I just submitted the first book review I've written in years, and certainly the first since my own book and those of my friends started accumulating reviews.
It's a different experience. First, I'm more aware that writing reviews both is and is not something I have to do. On the one hand, it adds nothing of value to my C.V., and time spent reviewing is time I could spend elsewhere. On the other hand, it's an important service, and if I accept a review it's an obligation like writing a recommendation letter or reviewing a manuscript: something I just have to hunker down and do--as much for myself as for the sake of the author and journal.
(The reason it had been so long is that one of my last reviews was a terrible experience, and entirely through my own fault: I shouldn't have accepted the assignment or agreed to the deadline I did, and it became a months-long saga of guilt and resentment. I hated every minute I spent both writing and not writing that review, and probably burned a professional bridge in the process. Part of the reason I accepted this review was to reset my attitude.)
Here's what I've learned:
1. As a reviewer, your name will be attached to this book for as long as the Internet lasts
When I reviewed books in the past, I figured the author would probably come across it, but I never thought of myself as writing for her--I was writing for new readers! But authors get copies of their reviews from their publishers, and some even (ahem) Google their books periodically to see what kind of notices they're getting. I can assure you that I know the name of every person who has reviewed my book.
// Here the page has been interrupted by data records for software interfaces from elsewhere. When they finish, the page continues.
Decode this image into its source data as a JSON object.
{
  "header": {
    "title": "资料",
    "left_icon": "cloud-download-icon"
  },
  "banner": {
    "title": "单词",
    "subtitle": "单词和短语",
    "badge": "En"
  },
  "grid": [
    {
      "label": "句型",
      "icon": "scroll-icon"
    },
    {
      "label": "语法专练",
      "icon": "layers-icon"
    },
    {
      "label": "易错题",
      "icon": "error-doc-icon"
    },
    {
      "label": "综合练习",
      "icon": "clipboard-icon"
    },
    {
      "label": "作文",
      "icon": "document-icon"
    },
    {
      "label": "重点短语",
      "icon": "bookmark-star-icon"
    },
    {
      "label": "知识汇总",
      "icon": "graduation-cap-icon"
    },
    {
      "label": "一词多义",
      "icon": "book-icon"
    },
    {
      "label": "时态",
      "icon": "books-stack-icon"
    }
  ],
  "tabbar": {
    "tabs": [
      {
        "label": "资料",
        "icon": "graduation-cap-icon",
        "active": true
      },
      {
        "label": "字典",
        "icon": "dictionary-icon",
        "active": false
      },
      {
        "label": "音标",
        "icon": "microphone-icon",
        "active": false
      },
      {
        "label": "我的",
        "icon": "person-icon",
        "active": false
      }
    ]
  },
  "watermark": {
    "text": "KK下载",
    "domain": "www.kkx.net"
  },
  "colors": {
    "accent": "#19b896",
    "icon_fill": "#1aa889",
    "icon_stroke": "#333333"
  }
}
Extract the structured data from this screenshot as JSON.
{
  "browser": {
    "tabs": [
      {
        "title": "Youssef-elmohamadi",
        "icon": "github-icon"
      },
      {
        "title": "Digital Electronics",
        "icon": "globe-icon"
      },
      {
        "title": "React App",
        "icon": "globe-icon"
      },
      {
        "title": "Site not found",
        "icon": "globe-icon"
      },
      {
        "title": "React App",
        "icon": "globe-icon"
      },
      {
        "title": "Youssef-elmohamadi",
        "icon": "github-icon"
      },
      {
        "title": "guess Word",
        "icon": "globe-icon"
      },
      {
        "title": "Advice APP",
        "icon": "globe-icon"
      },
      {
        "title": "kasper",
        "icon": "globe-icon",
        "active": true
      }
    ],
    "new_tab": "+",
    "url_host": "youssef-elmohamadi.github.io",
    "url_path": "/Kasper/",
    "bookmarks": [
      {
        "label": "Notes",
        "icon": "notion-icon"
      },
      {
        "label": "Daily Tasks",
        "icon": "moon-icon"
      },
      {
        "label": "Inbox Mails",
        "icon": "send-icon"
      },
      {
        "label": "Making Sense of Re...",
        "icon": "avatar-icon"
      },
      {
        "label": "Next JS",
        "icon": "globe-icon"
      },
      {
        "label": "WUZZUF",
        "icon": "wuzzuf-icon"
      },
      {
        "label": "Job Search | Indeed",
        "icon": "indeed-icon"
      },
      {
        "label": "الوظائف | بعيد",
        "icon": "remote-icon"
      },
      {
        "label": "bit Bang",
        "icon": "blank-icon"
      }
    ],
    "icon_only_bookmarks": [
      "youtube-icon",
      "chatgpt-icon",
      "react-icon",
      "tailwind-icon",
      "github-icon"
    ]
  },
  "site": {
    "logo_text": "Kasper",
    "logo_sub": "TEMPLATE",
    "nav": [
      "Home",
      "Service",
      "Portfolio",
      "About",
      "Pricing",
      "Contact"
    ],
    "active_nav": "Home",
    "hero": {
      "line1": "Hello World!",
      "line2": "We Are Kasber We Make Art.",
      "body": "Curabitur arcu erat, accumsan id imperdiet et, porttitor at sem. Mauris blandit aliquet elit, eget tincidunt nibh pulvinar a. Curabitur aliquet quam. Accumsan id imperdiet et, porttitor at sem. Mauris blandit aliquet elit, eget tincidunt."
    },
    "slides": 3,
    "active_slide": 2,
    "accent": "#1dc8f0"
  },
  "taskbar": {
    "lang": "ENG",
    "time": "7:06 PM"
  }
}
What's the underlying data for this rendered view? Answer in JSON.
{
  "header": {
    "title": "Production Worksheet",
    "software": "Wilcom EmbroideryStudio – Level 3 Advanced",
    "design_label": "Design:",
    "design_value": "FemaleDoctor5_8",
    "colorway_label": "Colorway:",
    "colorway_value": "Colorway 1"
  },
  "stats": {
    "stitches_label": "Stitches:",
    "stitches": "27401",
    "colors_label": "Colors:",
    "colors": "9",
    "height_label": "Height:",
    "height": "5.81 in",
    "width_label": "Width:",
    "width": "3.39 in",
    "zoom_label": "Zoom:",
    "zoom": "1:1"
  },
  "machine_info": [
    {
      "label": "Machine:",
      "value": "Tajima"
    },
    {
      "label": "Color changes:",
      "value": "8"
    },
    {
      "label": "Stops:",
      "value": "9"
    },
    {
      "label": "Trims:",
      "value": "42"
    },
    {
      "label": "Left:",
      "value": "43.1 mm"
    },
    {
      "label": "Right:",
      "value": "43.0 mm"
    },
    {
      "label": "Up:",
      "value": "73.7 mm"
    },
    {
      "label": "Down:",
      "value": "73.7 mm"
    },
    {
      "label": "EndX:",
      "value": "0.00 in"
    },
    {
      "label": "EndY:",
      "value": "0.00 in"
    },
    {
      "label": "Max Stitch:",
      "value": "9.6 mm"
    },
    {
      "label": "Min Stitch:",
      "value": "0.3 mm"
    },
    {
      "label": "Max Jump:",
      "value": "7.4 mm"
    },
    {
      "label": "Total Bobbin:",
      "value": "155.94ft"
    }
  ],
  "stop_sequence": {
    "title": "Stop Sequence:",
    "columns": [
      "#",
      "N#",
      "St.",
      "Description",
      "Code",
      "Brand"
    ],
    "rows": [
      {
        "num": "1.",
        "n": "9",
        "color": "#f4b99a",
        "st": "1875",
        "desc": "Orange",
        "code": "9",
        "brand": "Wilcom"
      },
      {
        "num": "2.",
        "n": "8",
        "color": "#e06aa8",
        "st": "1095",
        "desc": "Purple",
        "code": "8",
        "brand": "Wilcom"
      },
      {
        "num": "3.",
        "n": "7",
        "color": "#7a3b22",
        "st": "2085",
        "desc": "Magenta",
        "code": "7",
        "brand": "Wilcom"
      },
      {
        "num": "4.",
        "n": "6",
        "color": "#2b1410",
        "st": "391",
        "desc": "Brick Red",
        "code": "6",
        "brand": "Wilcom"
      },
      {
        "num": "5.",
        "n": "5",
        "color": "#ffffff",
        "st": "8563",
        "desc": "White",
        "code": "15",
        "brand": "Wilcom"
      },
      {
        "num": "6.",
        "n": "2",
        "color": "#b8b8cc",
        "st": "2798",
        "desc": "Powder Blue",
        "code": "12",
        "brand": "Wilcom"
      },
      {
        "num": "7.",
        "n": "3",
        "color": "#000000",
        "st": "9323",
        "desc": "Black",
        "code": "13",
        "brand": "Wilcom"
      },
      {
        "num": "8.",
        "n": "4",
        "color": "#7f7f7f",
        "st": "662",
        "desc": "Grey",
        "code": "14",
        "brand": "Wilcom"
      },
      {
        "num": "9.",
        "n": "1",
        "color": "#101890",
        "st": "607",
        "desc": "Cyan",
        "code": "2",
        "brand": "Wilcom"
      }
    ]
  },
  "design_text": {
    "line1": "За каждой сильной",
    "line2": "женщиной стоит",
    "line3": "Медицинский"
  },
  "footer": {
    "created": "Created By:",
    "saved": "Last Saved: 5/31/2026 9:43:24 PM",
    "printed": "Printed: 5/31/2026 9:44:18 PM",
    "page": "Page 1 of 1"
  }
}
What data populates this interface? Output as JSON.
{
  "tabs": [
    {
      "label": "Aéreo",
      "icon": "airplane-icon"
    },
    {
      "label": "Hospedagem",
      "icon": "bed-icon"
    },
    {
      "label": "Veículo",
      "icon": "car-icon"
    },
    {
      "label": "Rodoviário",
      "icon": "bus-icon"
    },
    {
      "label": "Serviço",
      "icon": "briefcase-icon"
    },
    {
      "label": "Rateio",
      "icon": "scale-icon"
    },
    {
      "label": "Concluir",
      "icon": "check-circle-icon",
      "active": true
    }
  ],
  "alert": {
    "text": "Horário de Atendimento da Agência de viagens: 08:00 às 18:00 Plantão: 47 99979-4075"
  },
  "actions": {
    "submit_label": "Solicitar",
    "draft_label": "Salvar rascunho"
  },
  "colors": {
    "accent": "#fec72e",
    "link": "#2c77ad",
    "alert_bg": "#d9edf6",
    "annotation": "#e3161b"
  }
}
That doesn't mean you can't give an honest review--if you can't do that, you should decline the assignment--but I think a lot harder now about a) what truly counts as constructive criticism for the author, and b) what a casual reader might need or want.
2. Most people don't read a standard 750-word review very carefully
This is a corollary to the above. Unless I'm the author or she's a friend of mine, I just want to know the basics of what the book is about and whether it might be worth picking up a copy.
3. Most reviews aren't things of great beauty, and that's fine
A book review in a scholarly journal is meant to be a functional thing. It summarizes, it contextualizes, it offers an opinion about what's worthwhile or original.
For me, the task of writing a review used to feel paralyzing: it seemed impossible to write interesting prose while also conveying the author's argument accurately. I was terrified that I wasn't qualified enough to write the review, or that I'd misrepresent it or get some major details wrong. Now I know that lots of reviews do get things wrong, or at least askew, while some of the most useful ones read like an awkward pastiche of the author's own words.
4. Most books don't get a lot of reviews
Scholarly books aren't like trade books. There aren't a lot of venues that review them, and many publishers send out only a handful of review copies. So if you're an expert, and you're solicited to review a book and decline, it's possible no one else will review it for that journal. That's not necessarily a reason to accept--your time is valuable--but being a member of the scholarly community does come with obligations.
5. A review is a service
You do the best job you can. You bring to bear your expertise, and you try to be fair, but the review isn't about you. If you're using a 750-word review to show off your superior knowledge, or your prose style, or your witty put-downs, you're doing it wrong.
The review I just completed was for a book on the fringes of my area of expertise, but its subject is something I'm genuinely interested in (and that turned out to be more immediately relevant to my second book than I expected). It also felt like it was time for me to get back into the reviewing game. So I approached this assignment the way I'd approach a recommendation letter: I blocked out time to read the book, well before the deadline, and then I blocked out about 48 hours to write the review. I didn't dilly-dally, I just wrote it.
I could have done some things differently, and I likely could have done some things better--but it's not worth overthinking. More importantly, the process was enjoyable enough that I'll probably do it again the next time I'm asked.